Observe their play style
Cats have different personalities and play styles. Some prefer rough play, while others enjoy gentler playtime. If your cat is biting or scratching with a lot of force, it’s more likely to be aggressive behavior.
Listen to their vocalizations
Cats use different sounds to communicate their feelings. Happy cats may meow or purr during playtime, but if they’re growling or hissing, it’s best to stop the playtime and let them calm down.
Consider the context
The context in which behavior occurs can also provide clues about whether your cat is being playful or aggressive. If your cat jumps out unexpectedly from behind a corner and then runs away, they’re probably just playing. On the other hand, if your cat is cornered or feels threatened in some way, they may become aggressive.
Use toys instead of hands
During playtime, cats may accidentally hurt us with their claws or teeth. Using toys instead of our hands or feet is crucial for preventing any harm or injury.
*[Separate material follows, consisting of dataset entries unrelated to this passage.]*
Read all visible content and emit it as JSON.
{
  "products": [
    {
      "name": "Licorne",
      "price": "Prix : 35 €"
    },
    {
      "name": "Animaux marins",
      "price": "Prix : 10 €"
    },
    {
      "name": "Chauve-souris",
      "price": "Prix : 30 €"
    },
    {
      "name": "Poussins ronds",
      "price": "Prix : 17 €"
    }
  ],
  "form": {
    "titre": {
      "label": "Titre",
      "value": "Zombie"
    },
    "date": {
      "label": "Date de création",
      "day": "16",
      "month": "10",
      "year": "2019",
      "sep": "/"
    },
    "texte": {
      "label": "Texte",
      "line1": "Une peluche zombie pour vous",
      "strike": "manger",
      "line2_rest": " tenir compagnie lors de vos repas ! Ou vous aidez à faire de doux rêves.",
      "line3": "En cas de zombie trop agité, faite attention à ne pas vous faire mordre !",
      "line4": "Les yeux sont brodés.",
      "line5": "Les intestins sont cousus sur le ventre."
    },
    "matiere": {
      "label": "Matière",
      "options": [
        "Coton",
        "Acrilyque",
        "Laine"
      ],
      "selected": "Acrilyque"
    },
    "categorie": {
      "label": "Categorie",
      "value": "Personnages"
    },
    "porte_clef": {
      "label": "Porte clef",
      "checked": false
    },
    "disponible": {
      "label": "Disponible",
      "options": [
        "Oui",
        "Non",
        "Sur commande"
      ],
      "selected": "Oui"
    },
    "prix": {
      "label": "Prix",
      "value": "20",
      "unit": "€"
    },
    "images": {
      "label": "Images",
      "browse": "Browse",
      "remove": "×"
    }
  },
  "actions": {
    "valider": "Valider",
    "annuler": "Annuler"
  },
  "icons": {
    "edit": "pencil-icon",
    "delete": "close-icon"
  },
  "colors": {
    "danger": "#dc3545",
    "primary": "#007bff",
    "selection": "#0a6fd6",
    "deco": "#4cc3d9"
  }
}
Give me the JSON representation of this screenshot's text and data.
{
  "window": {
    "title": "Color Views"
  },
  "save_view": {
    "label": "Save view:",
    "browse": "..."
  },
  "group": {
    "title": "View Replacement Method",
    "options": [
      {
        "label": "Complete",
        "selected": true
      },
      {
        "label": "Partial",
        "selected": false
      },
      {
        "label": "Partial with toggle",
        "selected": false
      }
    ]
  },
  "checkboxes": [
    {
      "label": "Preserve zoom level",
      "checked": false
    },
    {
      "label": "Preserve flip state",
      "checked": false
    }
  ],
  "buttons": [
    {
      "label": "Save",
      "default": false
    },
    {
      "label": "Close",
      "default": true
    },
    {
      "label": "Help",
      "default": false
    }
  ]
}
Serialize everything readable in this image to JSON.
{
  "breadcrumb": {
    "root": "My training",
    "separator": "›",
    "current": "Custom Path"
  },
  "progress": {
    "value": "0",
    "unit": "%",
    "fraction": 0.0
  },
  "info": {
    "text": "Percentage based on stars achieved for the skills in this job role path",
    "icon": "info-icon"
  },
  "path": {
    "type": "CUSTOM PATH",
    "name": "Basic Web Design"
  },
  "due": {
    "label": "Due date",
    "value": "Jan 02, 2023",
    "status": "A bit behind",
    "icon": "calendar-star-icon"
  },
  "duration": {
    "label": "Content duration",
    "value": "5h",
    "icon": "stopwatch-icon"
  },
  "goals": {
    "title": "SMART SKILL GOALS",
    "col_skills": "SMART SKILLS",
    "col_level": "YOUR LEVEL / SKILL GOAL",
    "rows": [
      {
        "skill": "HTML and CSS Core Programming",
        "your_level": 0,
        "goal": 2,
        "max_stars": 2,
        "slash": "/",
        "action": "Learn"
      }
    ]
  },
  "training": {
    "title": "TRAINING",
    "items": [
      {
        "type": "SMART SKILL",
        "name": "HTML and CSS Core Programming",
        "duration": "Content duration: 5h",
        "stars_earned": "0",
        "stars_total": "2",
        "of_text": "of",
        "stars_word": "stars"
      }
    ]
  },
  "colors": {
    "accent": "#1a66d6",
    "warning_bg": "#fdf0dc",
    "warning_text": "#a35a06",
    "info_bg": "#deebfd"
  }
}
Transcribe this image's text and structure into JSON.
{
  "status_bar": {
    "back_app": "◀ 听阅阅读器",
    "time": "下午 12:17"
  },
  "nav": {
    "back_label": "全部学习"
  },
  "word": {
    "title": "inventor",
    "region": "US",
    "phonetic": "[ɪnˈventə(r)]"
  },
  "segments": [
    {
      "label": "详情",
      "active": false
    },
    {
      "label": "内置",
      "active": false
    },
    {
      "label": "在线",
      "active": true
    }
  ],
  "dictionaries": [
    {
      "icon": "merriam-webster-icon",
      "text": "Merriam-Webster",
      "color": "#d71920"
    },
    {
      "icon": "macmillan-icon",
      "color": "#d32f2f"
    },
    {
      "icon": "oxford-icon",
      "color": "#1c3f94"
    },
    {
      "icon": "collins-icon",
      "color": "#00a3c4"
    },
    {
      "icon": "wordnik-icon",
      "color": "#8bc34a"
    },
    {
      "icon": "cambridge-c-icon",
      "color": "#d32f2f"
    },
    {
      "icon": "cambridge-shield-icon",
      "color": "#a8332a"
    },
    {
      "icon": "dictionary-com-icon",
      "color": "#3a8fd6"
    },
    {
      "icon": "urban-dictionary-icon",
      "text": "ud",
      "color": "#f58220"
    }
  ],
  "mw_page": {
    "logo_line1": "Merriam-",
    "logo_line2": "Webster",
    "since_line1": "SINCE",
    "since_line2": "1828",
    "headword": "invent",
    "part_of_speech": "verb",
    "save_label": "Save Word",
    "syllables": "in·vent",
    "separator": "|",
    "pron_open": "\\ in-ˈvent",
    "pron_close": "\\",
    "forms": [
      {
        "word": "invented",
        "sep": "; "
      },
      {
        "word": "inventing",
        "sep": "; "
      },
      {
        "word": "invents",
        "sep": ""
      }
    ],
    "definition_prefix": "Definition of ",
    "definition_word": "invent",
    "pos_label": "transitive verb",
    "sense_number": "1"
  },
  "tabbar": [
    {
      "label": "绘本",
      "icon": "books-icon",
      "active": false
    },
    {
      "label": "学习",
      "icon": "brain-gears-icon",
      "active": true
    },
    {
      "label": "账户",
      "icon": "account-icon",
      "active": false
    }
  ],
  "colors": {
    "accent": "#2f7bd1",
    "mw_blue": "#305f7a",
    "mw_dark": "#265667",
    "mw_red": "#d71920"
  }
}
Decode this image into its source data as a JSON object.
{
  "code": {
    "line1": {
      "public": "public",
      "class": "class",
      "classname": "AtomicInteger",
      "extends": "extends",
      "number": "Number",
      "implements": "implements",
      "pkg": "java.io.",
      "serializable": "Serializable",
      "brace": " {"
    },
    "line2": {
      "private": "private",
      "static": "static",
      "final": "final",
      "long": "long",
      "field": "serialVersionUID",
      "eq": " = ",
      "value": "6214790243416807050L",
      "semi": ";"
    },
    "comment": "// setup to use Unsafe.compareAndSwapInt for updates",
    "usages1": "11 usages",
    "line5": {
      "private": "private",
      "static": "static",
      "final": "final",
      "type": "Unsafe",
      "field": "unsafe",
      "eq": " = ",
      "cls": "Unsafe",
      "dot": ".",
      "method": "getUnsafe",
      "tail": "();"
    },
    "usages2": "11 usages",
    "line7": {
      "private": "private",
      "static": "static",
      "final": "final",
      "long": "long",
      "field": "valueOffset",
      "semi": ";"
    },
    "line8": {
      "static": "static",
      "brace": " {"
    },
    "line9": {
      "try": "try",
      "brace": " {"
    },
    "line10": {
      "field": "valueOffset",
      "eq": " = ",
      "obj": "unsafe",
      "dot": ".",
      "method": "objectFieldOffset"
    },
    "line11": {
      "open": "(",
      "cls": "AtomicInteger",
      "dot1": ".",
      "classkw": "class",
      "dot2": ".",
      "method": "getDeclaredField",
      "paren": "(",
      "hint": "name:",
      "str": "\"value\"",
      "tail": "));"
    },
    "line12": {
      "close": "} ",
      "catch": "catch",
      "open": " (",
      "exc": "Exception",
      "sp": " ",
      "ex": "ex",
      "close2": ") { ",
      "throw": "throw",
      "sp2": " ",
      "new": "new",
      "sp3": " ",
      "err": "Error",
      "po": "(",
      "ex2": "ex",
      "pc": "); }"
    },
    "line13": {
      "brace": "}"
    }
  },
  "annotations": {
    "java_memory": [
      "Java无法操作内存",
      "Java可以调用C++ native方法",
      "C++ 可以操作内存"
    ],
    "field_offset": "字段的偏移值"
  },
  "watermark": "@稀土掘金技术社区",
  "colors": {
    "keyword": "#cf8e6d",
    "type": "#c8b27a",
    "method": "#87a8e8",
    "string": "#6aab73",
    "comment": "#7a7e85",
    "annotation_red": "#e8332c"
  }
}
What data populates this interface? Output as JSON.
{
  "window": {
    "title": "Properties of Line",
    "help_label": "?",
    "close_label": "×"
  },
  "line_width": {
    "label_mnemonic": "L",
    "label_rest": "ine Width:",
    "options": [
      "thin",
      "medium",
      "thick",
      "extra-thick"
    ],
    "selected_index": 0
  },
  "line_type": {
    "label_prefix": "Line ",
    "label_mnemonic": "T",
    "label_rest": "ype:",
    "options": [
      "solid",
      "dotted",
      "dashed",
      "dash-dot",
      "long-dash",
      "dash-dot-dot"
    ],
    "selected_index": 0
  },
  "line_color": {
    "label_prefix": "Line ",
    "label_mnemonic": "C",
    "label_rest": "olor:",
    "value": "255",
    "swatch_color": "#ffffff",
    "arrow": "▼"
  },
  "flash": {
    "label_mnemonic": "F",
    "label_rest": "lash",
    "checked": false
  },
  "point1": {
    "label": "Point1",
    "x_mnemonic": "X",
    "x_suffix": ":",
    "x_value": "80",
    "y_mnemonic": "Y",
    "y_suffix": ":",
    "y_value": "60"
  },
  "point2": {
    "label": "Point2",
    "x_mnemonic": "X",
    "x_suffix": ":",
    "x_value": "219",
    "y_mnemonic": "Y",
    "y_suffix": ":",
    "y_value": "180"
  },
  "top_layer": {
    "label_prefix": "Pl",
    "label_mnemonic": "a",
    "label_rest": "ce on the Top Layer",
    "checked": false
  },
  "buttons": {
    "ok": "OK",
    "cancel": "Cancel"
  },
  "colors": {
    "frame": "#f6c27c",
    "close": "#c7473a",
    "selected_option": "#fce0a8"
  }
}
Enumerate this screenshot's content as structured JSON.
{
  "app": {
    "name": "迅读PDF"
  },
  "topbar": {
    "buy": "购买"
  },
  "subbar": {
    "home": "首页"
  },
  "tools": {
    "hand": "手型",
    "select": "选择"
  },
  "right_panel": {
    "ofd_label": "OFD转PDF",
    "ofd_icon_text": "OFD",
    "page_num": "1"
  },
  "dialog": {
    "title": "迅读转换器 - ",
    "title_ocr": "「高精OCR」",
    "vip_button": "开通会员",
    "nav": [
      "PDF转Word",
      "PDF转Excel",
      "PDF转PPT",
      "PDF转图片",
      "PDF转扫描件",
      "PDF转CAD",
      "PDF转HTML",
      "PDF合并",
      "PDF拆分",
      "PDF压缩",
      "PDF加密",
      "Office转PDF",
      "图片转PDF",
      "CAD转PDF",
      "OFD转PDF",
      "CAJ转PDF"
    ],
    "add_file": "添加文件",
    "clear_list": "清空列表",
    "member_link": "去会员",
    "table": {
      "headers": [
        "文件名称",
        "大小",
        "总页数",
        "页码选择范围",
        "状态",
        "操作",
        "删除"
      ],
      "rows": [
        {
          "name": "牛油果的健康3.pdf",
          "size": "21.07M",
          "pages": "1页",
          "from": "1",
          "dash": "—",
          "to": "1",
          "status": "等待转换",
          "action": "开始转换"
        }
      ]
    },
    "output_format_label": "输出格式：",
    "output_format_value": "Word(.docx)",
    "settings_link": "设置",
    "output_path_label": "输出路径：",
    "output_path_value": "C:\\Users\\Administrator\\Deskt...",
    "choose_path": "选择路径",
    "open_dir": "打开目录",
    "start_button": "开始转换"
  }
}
So, next time you’re playing with your cat, make sure to have some toys handy.
In conclusion, deciphering between playful behavior and aggressive tendencies in cats is crucial for pet owners. As a cat owner, it’s essential to understand your feline friend’s body language and vocalizations to determine whether they are attacking or playing with you.
Aggressive behavior in cats can manifest itself in four different types – predatory, territorial, fear-related, and pain-related aggression. Dilated pupils, flattened ears, an arched back, raised fur, and aggressive vocalizations such as growling and hissing are some of the signs to look out for.
To decode your cat’s communication methods, it’s important to pay attention to their posture, tail position, ear position, vocalizations, and biting behavior. The intensity of their actions is also an important clue – gentle movements indicate playtime while forceful actions suggest attack.
Using toys during playtime is an excellent way to bond with your furry friend while keeping them entertained and engaged. However, selecting safe toys should be your top priority. Additionally, paying attention to your cat’s body language during playtime is crucial.
Observing your cat’s behavior during interaction with you or other pets or people in the household will help you strengthen your bond with them while avoiding any unnecessary scratches or bites.